1 2 Find a Gr8 Name?
While listening to a recent episode of NPR’s You Bet Your Garden, host Mike McGrath said that 10-10-10 fertilizer is a marketing ploy. “No plants want nitrogen, phosphate, and potash in equal proportions,” McGrath said.
I’m not much of a gardener, despite my love of rose (curves), stems and leaves, (square) roots, and (factor) trees. But it struck me as numerically interesting that fertilizer manufacturers sell a product that has the wrong mixture of nutrients. Why would they do that?
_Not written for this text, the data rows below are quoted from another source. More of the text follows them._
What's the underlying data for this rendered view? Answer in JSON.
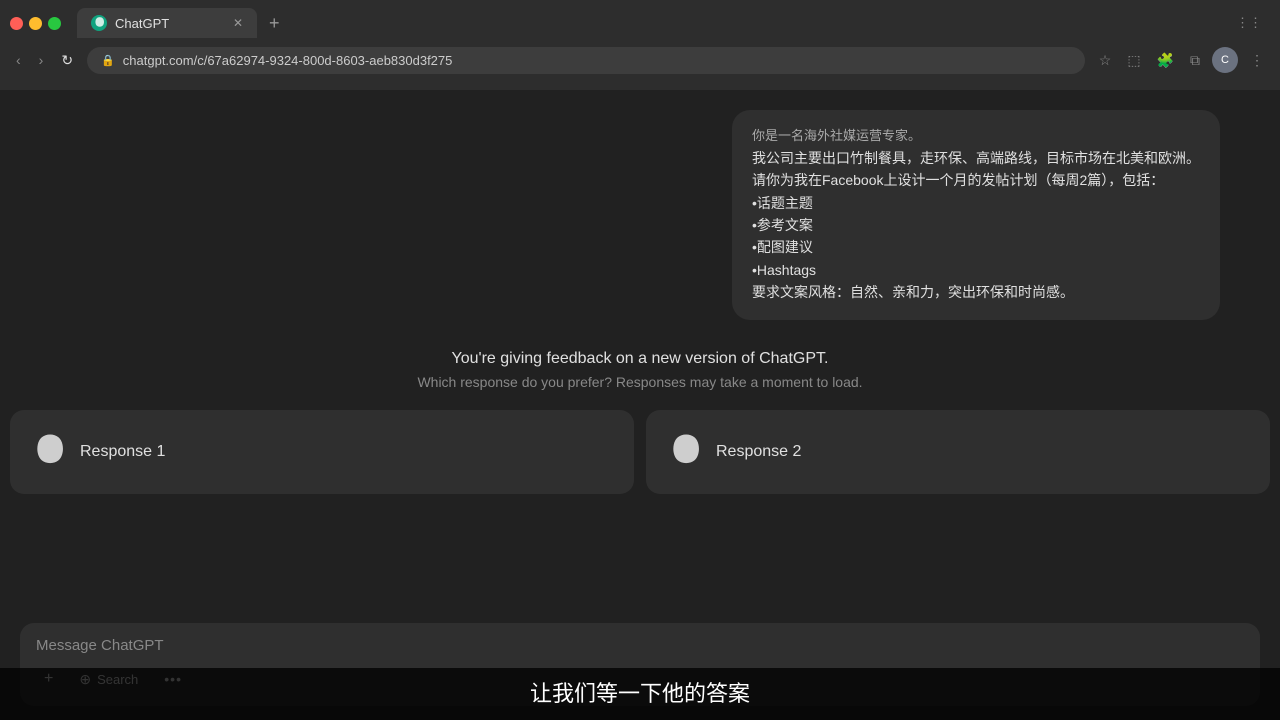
{
  "browser": {
    "tab_title": "ChatGPT",
    "url": "chatgpt.com/c/67a62974-9324-800d-8603-aeb830d3f275",
    "favicon_letter": "C"
  },
  "message": {
    "lines": [
      "你是一名海外社媒运营专家。",
      "我公司主要出口竹制餐具，走环保、高端路线，目标市场在北美和欧洲。",
      "请你为我在Facebook上设计一个月的发帖计划（每周2篇），包括：",
      "•话题主题",
      "•参考文案",
      "•配图建议",
      "•Hashtags",
      "要求文案风格：自然、亲和力，突出环保和时尚感。"
    ]
  },
  "feedback": {
    "title": "You're giving feedback on a new version of ChatGPT.",
    "subtitle": "Which response do you prefer? Responses may take a moment to load."
  },
  "responses": [
    {
      "label": "Response 1"
    },
    {
      "label": "Response 2"
    }
  ],
  "input": {
    "placeholder": "Message ChatGPT",
    "tools": [
      {
        "name": "plus",
        "symbol": "+",
        "label": ""
      },
      {
        "name": "search",
        "symbol": "⊕",
        "label": "Search"
      },
      {
        "name": "more",
        "symbol": "···",
        "label": ""
      }
    ]
  },
  "subtitle": {
    "text": "让我们等一下他的答案"
  }
}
Well, money, for one. Products with nice, round numbers tend to be purchased more than others, according to marketing researchers Dan King and Chris Janiszewski. A product with a name like 10-10-10 is more appealing to an average consumer than, say, 9-12-15 or 5-12-13, even though the latter might be more appealing to Pythagoreans.
Consumers will more often choose brands whose names contain likable numbers, of which there are several types:
- Small numbers, such as 1, 2, 3, …, 9.
- Round numbers, like 1, 10, or 1,000.
- Numbers that are frequent sums or products, such as 10 or 24.
It’s easy enough to recognize numbers of the first two types. The third category is a bit loosey-goosey, though, so I would improve the definition as follows: likable numbers of the third type can be represented as a product in more than two ways. For instance, 44 is a likable number because it can be represented in three different ways: 1 × 44, 2 × 22, and 4 × 11; but, 57 is not because it can only be represented in two ways, 1 × 57 and 3 × 19.
King and Janiszewski go on to say that consumers are further influenced if the operands of the number are included in advertisements. In their paper The Sources and Consequences of the Fluent Processing of Numbers, they state,
“…not only is a Volvo S12 more liked than a Volvo S29, but liking is further enhanced when an advertisement for a Volvo S12 includes a license plate with the numbers 2 and 6. The operands 2 and 6 make 12 more familiar because they encourage the subconscious generation of the number 12.”
Though some of it sounds like hooey to me, this theory of number relevance is appealing, mainly because it implies that humans are hard-wired for mathematics. (It also makes me think that I chose a good name for my book.)
Upon hearing about likable numbers in products, I tried to think of a well-known product for each likable number up to 100. As you can see from the list below, I had limited success. (Note that I relied entirely on memory. Sure, I could have used Google to find companies like Take 2 Interactive or products like 32 Poems Magazine, but if likable numbers make a brand more attractive, then shouldn’t I be able to remember the name?)
1: One-a-Day, Mobil 1, A-1
2: Intel Core 2 Duo, Dos Equis
3: 3M, Three Musketeers
4: Number 4 Hair Care, 4-H
5: 5-Hour Energy, Five Alive, Chanel No. 5
6: Motel 6, Six Flags
7: 7-11, Monistat 7, 7-Up
8: Super 8, V-8, Sulfur 8
9: 9 West, 9 Lives
10: Tanqueray 10, Oxy 10, Pac 10
12: K12, Big 12
16: 16 Handles
20: Mad Dog 20/20, Commodore Vic 20
24: 24-Hour Fitness, Claritin 24
30: 30 Rock
44: Vicks Formula 44
45: Colt 45
64: Commodore 64
88: 88 Rice Bowl
99: 99 Designs
100: 100 Grand Bar
I was also able to think of a few product names that include likable numbers greater than 100:
- Saab 900
- 2000 Flushes
- Atari 2600
And of course, there are many successful products whose names contain numbers that are not likable, too:
- Thirteen (WNET, New York City)
- Product 19
- Select 55 Beer
- Heinz 57
- Vat 69
- Bacardi 151
- Formula 409
- Levi 501
If you can fill in any of the gaps from the likable numbers product list, please leave a comment. Or if you can think of any other products with numbers in the name, likable or not, feel free to leave a comment for those, too.